### Exercise directions
Lines from the entries below that hold "shutter" form the answer; copy all of them.

Data records for software interfaces:
----------
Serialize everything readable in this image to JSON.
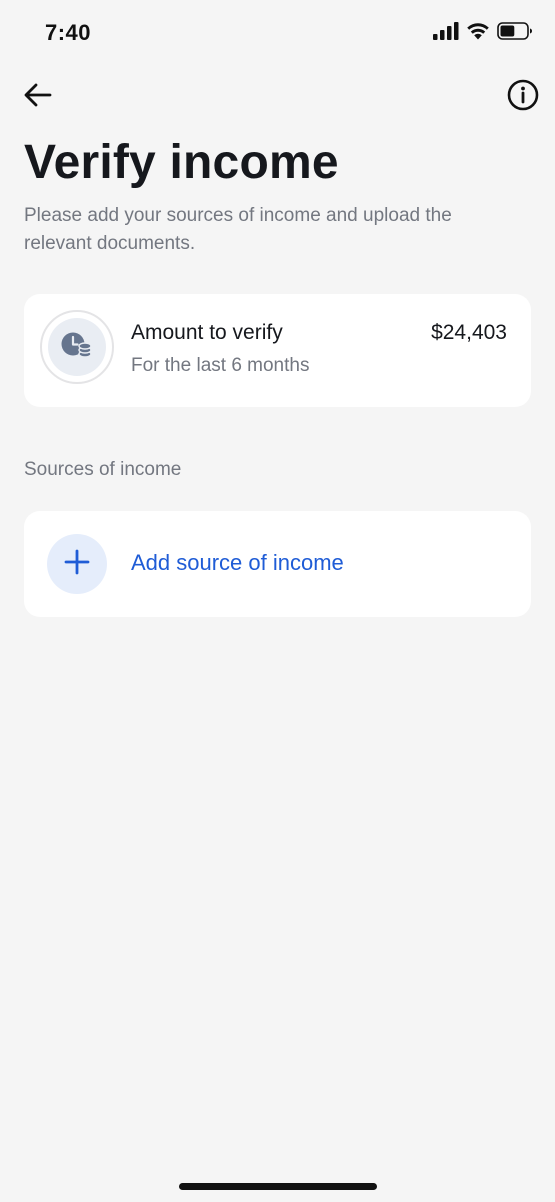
{
  "status_bar": {
    "time": "7:40",
    "icons": [
      "cellular-signal-icon",
      "wifi-icon",
      "battery-icon"
    ],
    "battery_level": 0.55
  },
  "nav": {
    "back_icon": "arrow-left-icon",
    "info_icon": "info-circle-icon"
  },
  "page": {
    "title": "Verify income",
    "subtitle": "Please add your sources of income and upload the relevant documents."
  },
  "amount_card": {
    "icon": "clock-coins-icon",
    "title": "Amount to verify",
    "subtitle": "For the last 6 months",
    "value": "$24,403"
  },
  "sources": {
    "section_label": "Sources of income",
    "add_icon": "plus-icon",
    "add_label": "Add source of income"
  },
  "colors": {
    "background": "#f5f5f5",
    "card": "#ffffff",
    "accent": "#1f5cd6",
    "accent_soft": "#e5edfb",
    "text_primary": "#16181d",
    "text_secondary": "#737780"
  }
}
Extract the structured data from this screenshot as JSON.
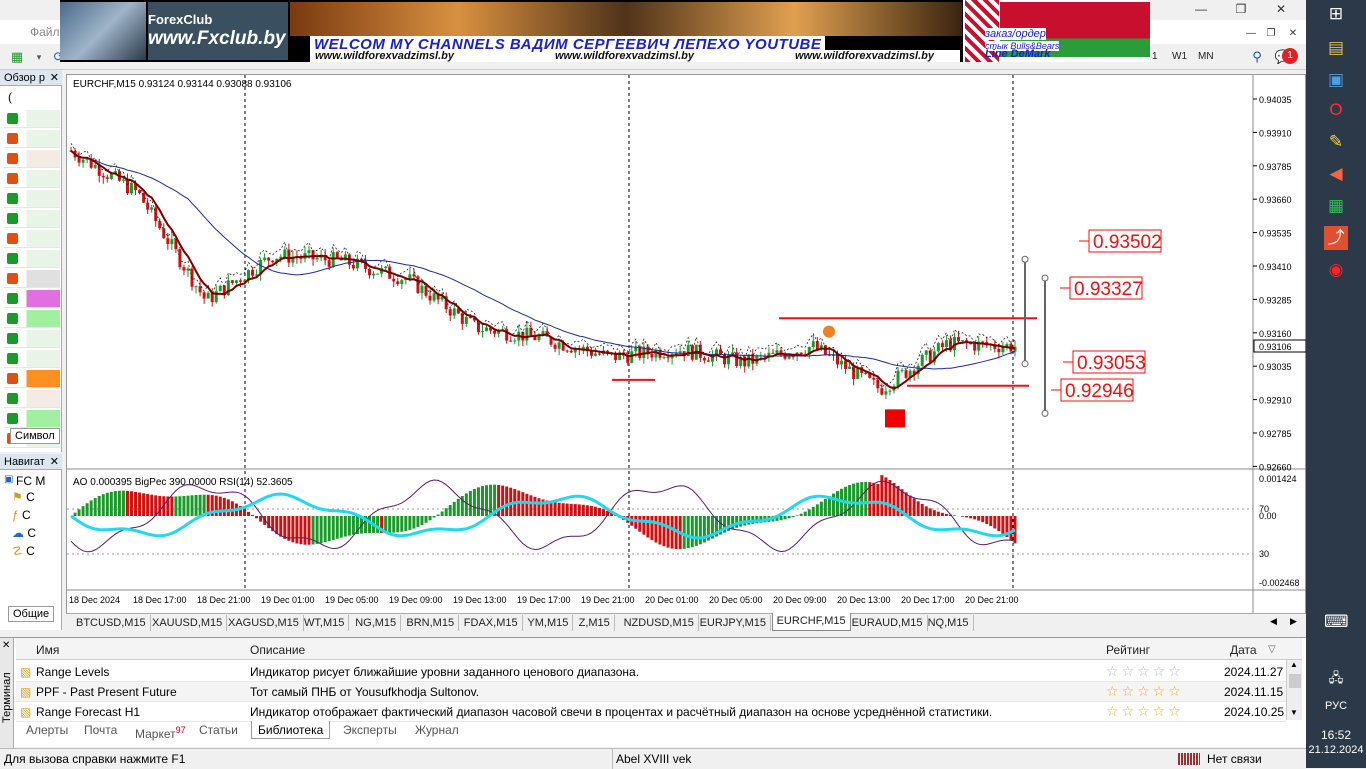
{
  "menu": {
    "file": "Файл"
  },
  "toolbar": {
    "w1": "W1",
    "mn": "MN",
    "notify_count": "1"
  },
  "banner": {
    "fx_logo": "ForexClub",
    "fx_url": "www.Fxclub.by",
    "welcome": "WELCOM MY CHANNELS ВАДИМ СЕРГЕЕВИЧ ЛЕПЕХО YOUTUBE",
    "url1": "www.wildforexvadzimsl.by",
    "url2": "www.wildforexvadzimsl.by",
    "url3": "www.wildforexvadzimsl.by",
    "order": "заказ/ордер",
    "bulls": "стык Bulls&Bears",
    "demark": "Line DeMark"
  },
  "market_watch": {
    "title": "Обзор р",
    "tab_symbols": "Символ",
    "first_row": "("
  },
  "navigator": {
    "title": "Навигат",
    "root": "FC M",
    "items": [
      "С",
      "С",
      "С",
      "С"
    ],
    "tab_common": "Общие"
  },
  "chart": {
    "info": "EURCHF,M15  0.93124 0.93144 0.93088 0.93106",
    "indicators": "AO 0.000395  BigPec 390.00000  RSI(14) 52.3605",
    "price_ticks": [
      "0.94035",
      "0.93910",
      "0.93785",
      "0.93660",
      "0.93535",
      "0.93410",
      "0.93285",
      "0.93160",
      "0.93035",
      "0.92910",
      "0.92785",
      "0.92660"
    ],
    "current_price": "0.93106",
    "sub_ticks": [
      "0.001424",
      "70",
      "0.00",
      "30",
      "-0.002468"
    ],
    "time_ticks": [
      "18 Dec 2024",
      "18 Dec 17:00",
      "18 Dec 21:00",
      "19 Dec 01:00",
      "19 Dec 05:00",
      "19 Dec 09:00",
      "19 Dec 13:00",
      "19 Dec 17:00",
      "19 Dec 21:00",
      "20 Dec 01:00",
      "20 Dec 05:00",
      "20 Dec 09:00",
      "20 Dec 13:00",
      "20 Dec 17:00",
      "20 Dec 21:00"
    ],
    "levels": [
      "0.93502",
      "0.93327",
      "0.93053",
      "0.92946"
    ]
  },
  "chart_data": {
    "type": "line",
    "title": "",
    "xlabel": "",
    "ylabel": "",
    "x": [
      "18 Dec 2024",
      "18 Dec 17:00",
      "18 Dec 21:00",
      "19 Dec 01:00",
      "19 Dec 05:00",
      "19 Dec 09:00",
      "19 Dec 13:00",
      "19 Dec 17:00",
      "19 Dec 21:00",
      "20 Dec 01:00",
      "20 Dec 05:00",
      "20 Dec 09:00",
      "20 Dec 13:00",
      "20 Dec 17:00",
      "20 Dec 21:00"
    ],
    "series": [
      {
        "values": [
          0.9384,
          0.9368,
          0.9328,
          0.9345,
          0.9343,
          0.9336,
          0.9318,
          0.9314,
          0.9307,
          0.931,
          0.9305,
          0.9311,
          0.9295,
          0.9312,
          0.9311
        ]
      }
    ],
    "ylim": [
      0.9266,
      0.941
    ],
    "grid": false
  },
  "symbol_tabs": [
    "BTCUSD,M15",
    "XAUUSD,M15",
    "XAGUSD,M15",
    "WT,M15",
    "NG,M15",
    "BRN,M15",
    "FDAX,M15",
    "YM,M15",
    "Z,M15",
    "NZDUSD,M15",
    "EURJPY,M15",
    "EURCHF,M15",
    "EURAUD,M15",
    "NQ,M15"
  ],
  "active_symbol_tab": "EURCHF,M15",
  "terminal": {
    "side_label": "Терминал",
    "col_name": "Имя",
    "col_desc": "Описание",
    "col_rating": "Рейтинг",
    "col_date": "Дата",
    "rows": [
      {
        "name": "Range Levels",
        "desc": "Индикатор рисует ближайшие уровни заданного ценового диапазона.",
        "date": "2024.11.27"
      },
      {
        "name": "PPF - Past Present Future",
        "desc": "Тот самый ПНБ от Yousufkhodja Sultonov.",
        "date": "2024.11.15"
      },
      {
        "name": "Range Forecast H1",
        "desc": "Индикатор отображает фактический диапазон часовой свечи в процентах и расчётный диапазон на основе усреднённой статистики.",
        "date": "2024.10.25"
      }
    ],
    "tabs": [
      "Алерты",
      "Почта",
      "Маркет",
      "Статьи",
      "Библиотека",
      "Эксперты",
      "Журнал"
    ],
    "market_badge": "97",
    "active_tab": "Библиотека"
  },
  "status": {
    "help": "Для вызова справки нажмите F1",
    "profile": "Abel XVIII vek",
    "connection": "Нет связи"
  },
  "taskbar": {
    "lang": "РУС",
    "time": "16:52",
    "date": "21.12.2024"
  },
  "colors": {
    "up": "#1a9a2a",
    "down": "#cc1111",
    "ma_blue": "#1c2a9c",
    "ma_dark": "#7a0000",
    "rsi": "#22d8f0",
    "level_red": "#ee1111"
  }
}
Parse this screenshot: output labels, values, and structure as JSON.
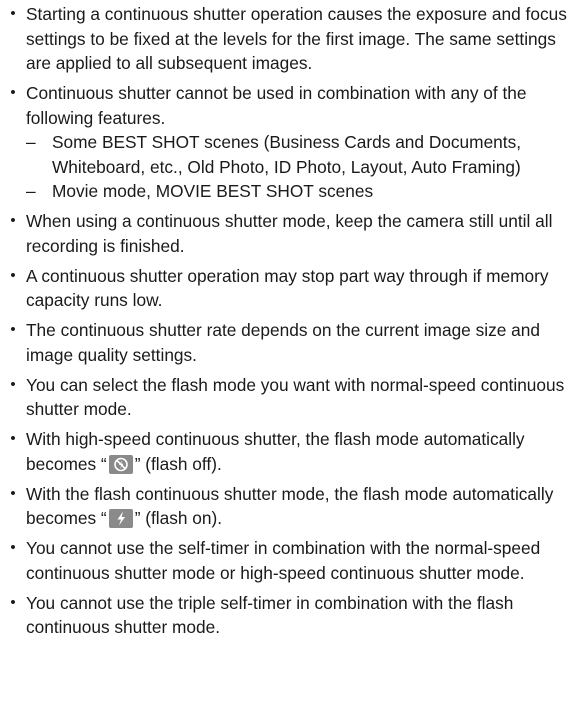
{
  "items": [
    {
      "text": "Starting a continuous shutter operation causes the exposure and focus settings to be fixed at the levels for the first image. The same settings are applied to all subsequent images."
    },
    {
      "text": "Continuous shutter cannot be used in combination with any of the following features.",
      "subitems": [
        "Some BEST SHOT scenes (Business Cards and Documents, Whiteboard, etc., Old Photo, ID Photo, Layout, Auto Framing)",
        "Movie mode, MOVIE BEST SHOT scenes"
      ]
    },
    {
      "text": "When using a continuous shutter mode, keep the camera still until all recording is finished."
    },
    {
      "text": "A continuous shutter operation may stop part way through if memory capacity runs low."
    },
    {
      "text": "The continuous shutter rate depends on the current image size and image quality settings."
    },
    {
      "text": "You can select the flash mode you want with normal-speed continuous shutter mode."
    },
    {
      "before": "With high-speed continuous shutter, the flash mode automatically becomes “",
      "icon": "flash-off-icon",
      "after": "” (flash off)."
    },
    {
      "before": "With the flash continuous shutter mode, the flash mode automatically becomes “",
      "icon": "flash-on-icon",
      "after": "” (flash on)."
    },
    {
      "text": "You cannot use the self-timer in combination with the normal-speed continuous shutter mode or high-speed continuous shutter mode."
    },
    {
      "text": "You cannot use the triple self-timer in combination with the flash continuous shutter mode."
    }
  ],
  "bullet_glyph": "•",
  "dash_glyph": "–",
  "icon_color": "#8a8a8a"
}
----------
### Result of the exercise
      "text": "Starting a continuous shutter operation causes the exposure and focus settings to be fixed at the levels for the first image. The same settings are applied to all subsequent images."
      "text": "Continuous shutter cannot be used in combination with any of the following features.",
      "text": "When using a continuous shutter mode, keep the camera still until all recording is finished."
      "text": "A continuous shutter operation may stop part way through if memory capacity runs low."
      "text": "The continuous shutter rate depends on the current image size and image quality settings."
      "text": "You can select the flash mode you want with normal-speed continuous shutter mode."
      "before": "With high-speed continuous shutter, the flash mode automatically becomes “",
      "before": "With the flash continuous shutter mode, the flash mode automatically becomes “",
      "text": "You cannot use the self-timer in combination with the normal-speed continuous shutter mode or high-speed continuous shutter mode."
      "text": "You cannot use the triple self-timer in combination with the flash continuous shutter mode."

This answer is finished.